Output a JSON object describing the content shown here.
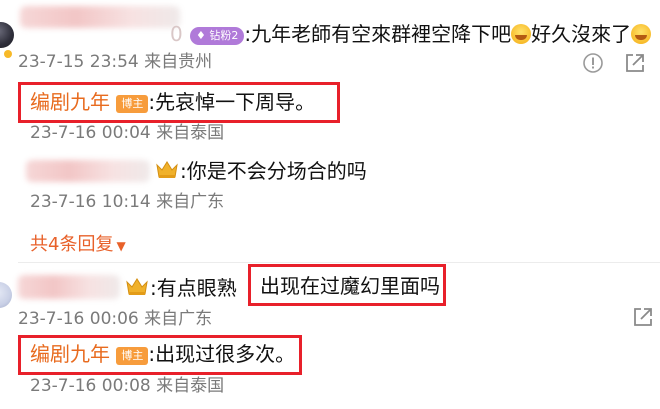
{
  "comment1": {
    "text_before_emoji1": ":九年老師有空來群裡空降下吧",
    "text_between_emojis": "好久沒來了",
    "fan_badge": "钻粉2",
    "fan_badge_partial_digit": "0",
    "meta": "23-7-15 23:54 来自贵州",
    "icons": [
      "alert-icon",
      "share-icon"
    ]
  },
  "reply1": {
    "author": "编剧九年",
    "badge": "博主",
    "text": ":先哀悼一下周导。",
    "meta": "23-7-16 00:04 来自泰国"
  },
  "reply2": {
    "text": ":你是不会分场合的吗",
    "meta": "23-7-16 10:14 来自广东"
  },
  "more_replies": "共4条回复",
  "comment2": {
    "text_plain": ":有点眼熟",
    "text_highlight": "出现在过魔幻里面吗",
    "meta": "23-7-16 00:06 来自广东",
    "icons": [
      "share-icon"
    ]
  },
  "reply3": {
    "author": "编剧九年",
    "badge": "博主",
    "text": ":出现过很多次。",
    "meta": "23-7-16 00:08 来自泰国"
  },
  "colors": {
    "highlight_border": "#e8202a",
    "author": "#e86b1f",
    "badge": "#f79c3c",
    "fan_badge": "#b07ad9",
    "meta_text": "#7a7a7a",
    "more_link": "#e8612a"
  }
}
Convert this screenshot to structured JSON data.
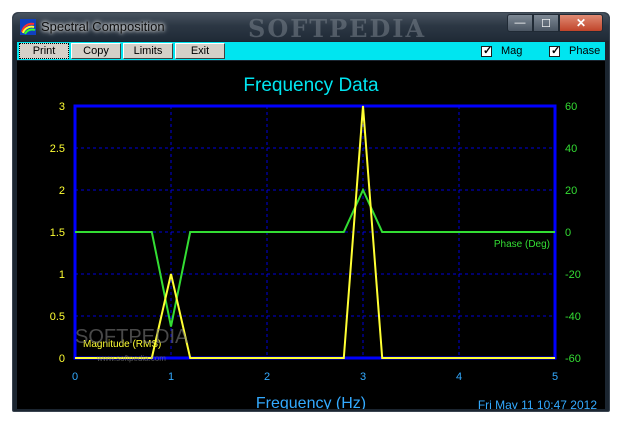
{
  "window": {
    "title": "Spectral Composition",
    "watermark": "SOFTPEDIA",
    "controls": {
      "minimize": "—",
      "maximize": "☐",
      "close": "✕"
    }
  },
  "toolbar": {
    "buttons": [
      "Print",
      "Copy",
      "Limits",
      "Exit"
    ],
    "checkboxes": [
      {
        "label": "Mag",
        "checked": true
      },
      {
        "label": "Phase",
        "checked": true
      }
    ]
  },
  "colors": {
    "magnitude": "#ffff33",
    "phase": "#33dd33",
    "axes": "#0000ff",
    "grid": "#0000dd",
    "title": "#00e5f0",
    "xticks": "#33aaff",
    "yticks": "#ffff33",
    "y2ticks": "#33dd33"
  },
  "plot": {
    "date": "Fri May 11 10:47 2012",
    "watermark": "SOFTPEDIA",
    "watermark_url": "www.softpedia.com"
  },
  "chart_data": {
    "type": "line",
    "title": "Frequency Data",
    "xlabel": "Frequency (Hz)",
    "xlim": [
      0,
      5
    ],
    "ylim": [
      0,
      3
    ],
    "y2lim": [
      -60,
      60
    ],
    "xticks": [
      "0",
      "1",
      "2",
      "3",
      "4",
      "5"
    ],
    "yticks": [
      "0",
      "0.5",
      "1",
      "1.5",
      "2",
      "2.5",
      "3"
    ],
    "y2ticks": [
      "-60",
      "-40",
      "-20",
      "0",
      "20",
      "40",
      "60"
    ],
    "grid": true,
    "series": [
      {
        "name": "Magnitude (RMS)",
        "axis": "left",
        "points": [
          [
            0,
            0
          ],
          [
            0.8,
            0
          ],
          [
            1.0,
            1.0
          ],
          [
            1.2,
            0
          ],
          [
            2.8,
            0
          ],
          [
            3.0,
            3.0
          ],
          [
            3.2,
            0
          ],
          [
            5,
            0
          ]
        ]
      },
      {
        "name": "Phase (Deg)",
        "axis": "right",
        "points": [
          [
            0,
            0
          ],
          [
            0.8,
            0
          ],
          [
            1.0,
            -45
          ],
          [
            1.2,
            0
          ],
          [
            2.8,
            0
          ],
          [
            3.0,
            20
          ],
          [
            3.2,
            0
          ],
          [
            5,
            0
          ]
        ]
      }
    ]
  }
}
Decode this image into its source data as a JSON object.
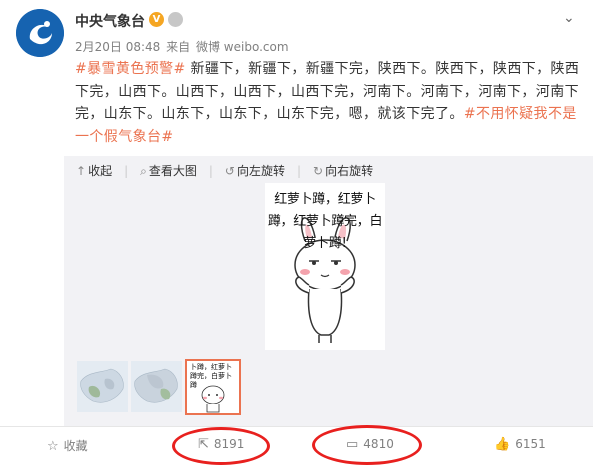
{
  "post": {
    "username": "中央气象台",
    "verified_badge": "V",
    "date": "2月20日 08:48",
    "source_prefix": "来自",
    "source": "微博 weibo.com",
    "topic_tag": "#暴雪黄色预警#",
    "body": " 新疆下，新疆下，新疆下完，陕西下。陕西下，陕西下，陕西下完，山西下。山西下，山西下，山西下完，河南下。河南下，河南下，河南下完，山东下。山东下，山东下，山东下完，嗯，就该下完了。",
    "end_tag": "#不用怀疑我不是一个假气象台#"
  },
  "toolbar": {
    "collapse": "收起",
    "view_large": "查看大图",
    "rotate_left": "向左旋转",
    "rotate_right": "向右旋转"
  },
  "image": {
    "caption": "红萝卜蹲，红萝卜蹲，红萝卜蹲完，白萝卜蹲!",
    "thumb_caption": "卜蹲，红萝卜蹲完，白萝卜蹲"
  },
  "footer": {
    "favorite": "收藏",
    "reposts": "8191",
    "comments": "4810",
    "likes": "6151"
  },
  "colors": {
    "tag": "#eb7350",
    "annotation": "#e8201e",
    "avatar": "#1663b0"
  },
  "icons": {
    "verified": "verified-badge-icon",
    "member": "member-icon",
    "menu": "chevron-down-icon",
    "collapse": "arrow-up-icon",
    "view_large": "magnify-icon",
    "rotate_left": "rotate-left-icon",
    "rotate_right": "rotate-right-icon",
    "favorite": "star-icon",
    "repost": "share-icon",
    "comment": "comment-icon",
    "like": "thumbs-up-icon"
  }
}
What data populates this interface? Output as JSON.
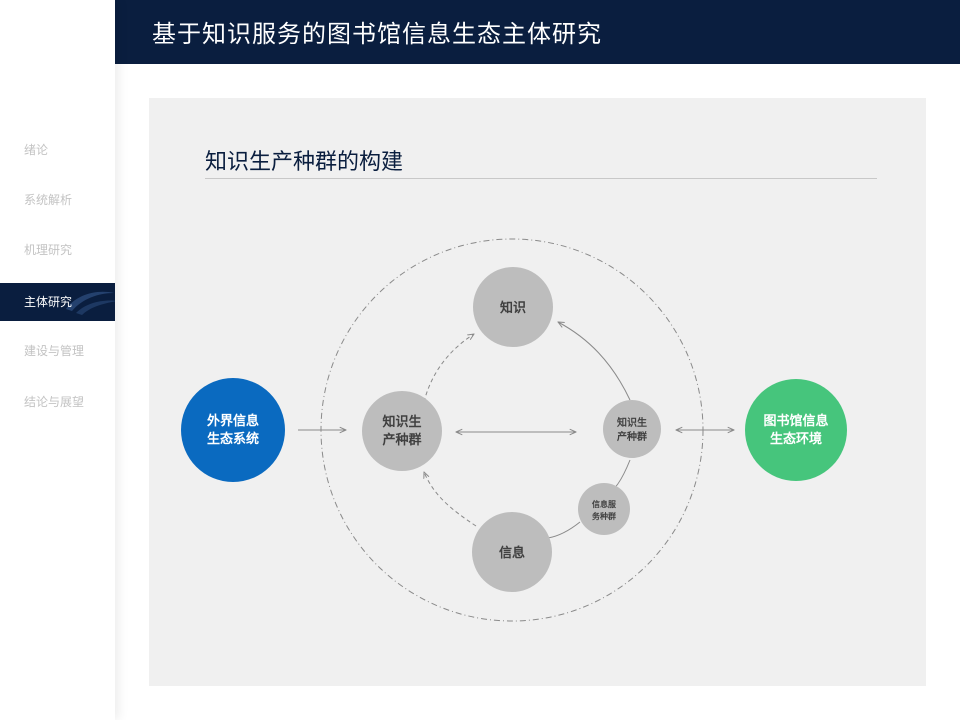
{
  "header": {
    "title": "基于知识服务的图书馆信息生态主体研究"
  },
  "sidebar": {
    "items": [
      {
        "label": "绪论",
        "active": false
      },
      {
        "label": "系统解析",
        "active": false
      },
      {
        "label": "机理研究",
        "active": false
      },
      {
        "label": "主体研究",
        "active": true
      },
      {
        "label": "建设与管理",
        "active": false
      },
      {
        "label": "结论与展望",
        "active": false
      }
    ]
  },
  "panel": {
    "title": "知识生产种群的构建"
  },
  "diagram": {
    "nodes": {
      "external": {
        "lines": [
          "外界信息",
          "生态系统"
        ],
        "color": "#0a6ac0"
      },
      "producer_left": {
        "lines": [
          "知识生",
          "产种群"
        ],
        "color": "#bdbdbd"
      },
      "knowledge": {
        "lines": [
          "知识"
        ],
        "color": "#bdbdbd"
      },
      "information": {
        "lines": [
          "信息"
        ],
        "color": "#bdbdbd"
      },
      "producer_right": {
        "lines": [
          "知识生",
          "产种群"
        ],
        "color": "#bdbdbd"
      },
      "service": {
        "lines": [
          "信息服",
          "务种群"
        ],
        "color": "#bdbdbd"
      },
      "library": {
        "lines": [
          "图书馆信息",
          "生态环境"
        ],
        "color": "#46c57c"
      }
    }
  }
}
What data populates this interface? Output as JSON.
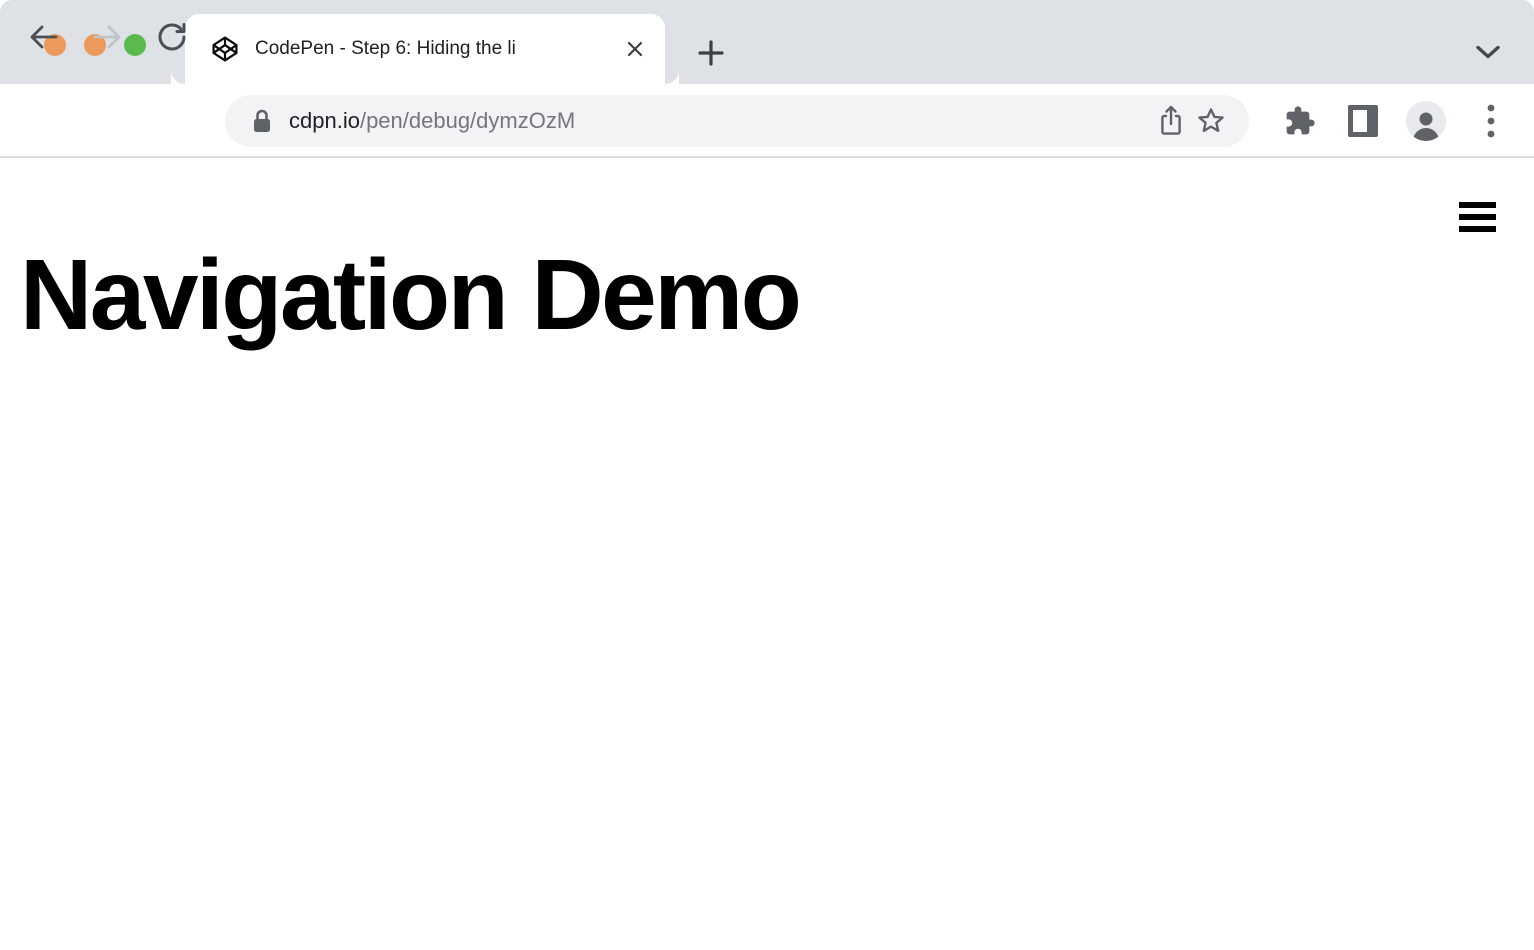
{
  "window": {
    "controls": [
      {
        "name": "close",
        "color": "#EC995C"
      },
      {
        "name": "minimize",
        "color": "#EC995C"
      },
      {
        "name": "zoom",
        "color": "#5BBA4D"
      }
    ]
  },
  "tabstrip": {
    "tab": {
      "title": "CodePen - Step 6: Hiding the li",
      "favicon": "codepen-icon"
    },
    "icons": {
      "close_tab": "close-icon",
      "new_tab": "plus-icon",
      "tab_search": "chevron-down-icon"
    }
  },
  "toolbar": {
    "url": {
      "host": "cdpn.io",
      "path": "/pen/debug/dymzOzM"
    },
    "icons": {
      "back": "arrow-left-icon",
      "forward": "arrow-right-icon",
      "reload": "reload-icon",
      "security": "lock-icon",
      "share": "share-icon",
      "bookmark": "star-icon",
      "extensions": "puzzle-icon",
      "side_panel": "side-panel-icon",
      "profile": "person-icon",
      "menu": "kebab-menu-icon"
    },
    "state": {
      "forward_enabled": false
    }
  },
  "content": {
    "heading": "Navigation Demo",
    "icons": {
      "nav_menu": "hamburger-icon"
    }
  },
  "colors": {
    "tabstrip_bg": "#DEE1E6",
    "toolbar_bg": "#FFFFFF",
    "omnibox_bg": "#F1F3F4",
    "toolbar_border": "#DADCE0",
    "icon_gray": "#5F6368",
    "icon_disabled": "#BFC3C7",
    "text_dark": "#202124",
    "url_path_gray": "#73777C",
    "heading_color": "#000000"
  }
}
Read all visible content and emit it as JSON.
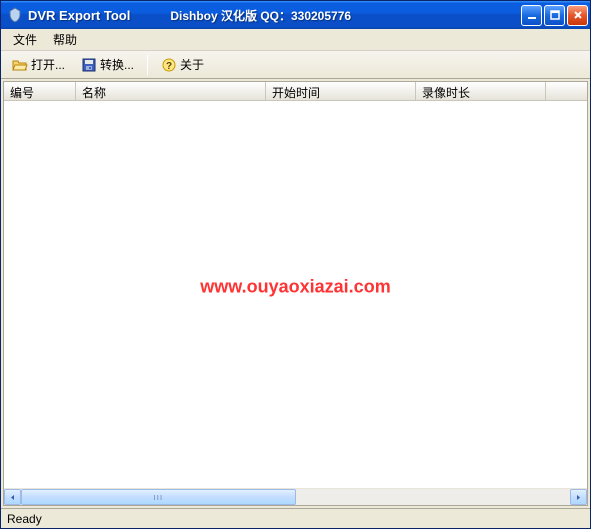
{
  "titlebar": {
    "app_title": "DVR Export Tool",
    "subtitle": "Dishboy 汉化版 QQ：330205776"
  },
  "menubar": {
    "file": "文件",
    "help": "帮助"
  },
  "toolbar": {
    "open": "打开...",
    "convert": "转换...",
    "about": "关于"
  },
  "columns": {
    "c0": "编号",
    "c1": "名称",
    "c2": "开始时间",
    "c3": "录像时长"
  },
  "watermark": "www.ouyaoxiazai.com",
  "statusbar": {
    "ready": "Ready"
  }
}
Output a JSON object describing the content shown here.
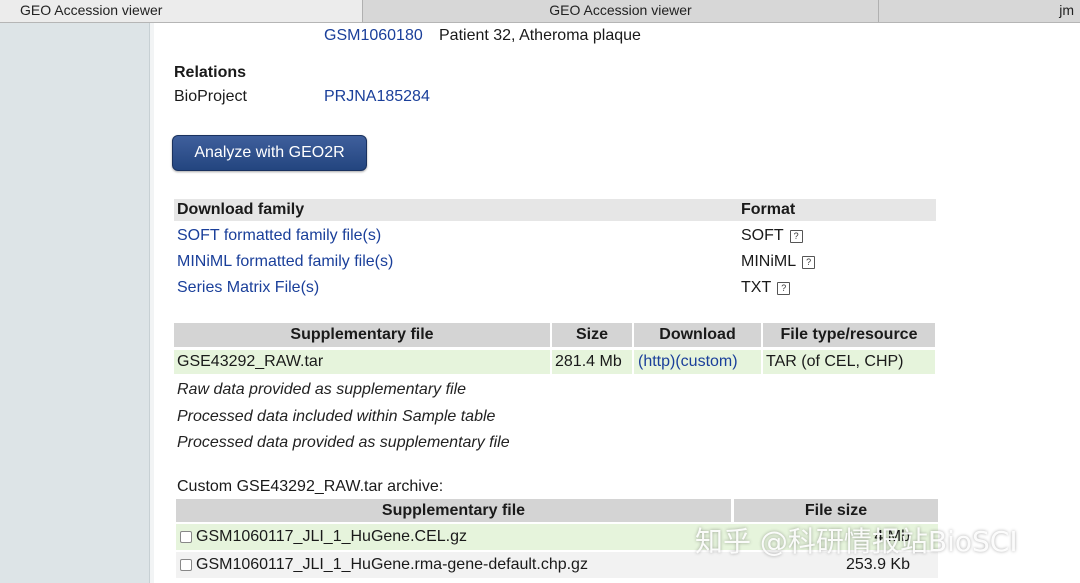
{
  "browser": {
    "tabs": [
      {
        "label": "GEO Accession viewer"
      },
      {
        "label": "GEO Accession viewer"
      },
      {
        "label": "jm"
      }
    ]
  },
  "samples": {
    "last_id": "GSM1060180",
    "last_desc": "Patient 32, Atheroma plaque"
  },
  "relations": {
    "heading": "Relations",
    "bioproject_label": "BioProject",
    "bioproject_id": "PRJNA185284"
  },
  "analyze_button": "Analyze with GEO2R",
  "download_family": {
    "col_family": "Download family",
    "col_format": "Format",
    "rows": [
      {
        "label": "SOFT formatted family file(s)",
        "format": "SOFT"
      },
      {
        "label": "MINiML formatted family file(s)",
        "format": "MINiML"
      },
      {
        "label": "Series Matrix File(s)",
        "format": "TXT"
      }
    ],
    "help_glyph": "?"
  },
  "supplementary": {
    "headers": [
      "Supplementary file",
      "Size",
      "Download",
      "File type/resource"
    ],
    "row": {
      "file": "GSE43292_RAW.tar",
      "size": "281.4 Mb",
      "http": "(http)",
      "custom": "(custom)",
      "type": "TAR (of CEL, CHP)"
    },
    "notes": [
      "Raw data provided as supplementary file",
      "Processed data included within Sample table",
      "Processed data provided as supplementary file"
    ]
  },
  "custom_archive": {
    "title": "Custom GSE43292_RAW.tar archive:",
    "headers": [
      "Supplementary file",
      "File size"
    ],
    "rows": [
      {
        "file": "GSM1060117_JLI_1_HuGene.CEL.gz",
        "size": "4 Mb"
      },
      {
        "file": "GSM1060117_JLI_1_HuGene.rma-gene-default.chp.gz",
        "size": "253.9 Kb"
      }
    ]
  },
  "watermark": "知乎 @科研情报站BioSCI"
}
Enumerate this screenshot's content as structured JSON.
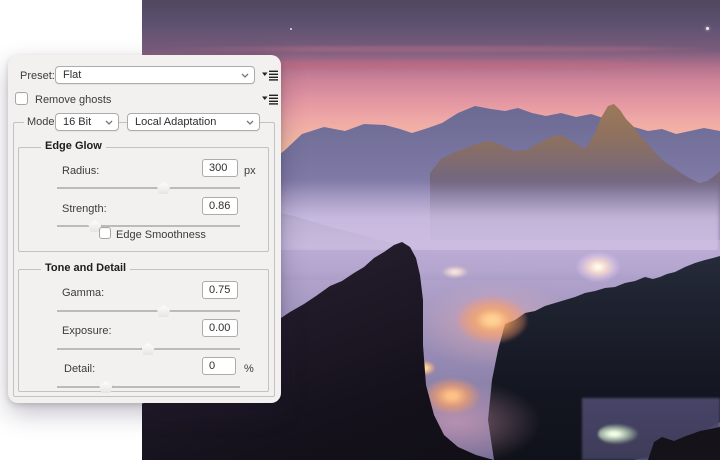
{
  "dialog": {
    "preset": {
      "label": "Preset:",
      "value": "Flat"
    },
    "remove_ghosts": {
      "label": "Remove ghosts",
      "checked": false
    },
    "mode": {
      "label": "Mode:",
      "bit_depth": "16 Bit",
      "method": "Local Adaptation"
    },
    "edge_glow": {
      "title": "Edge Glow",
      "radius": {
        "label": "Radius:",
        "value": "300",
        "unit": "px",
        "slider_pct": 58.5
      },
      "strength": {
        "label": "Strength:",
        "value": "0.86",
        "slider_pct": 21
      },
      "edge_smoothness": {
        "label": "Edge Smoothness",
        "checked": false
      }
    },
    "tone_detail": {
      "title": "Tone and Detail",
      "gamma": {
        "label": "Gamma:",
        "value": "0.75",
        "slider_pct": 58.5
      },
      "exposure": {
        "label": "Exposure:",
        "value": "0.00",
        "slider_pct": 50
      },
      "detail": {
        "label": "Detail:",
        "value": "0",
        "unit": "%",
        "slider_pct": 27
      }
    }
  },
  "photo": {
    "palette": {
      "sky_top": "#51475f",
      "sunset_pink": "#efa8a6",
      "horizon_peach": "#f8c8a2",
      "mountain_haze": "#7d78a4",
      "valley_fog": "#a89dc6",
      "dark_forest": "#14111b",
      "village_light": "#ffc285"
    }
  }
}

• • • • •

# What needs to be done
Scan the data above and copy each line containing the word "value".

# Exercise output
      "value": "Flat"
        "value": "300",
        "value": "0.86",
        "value": "0.75",
        "value": "0.00",
        "value": "0",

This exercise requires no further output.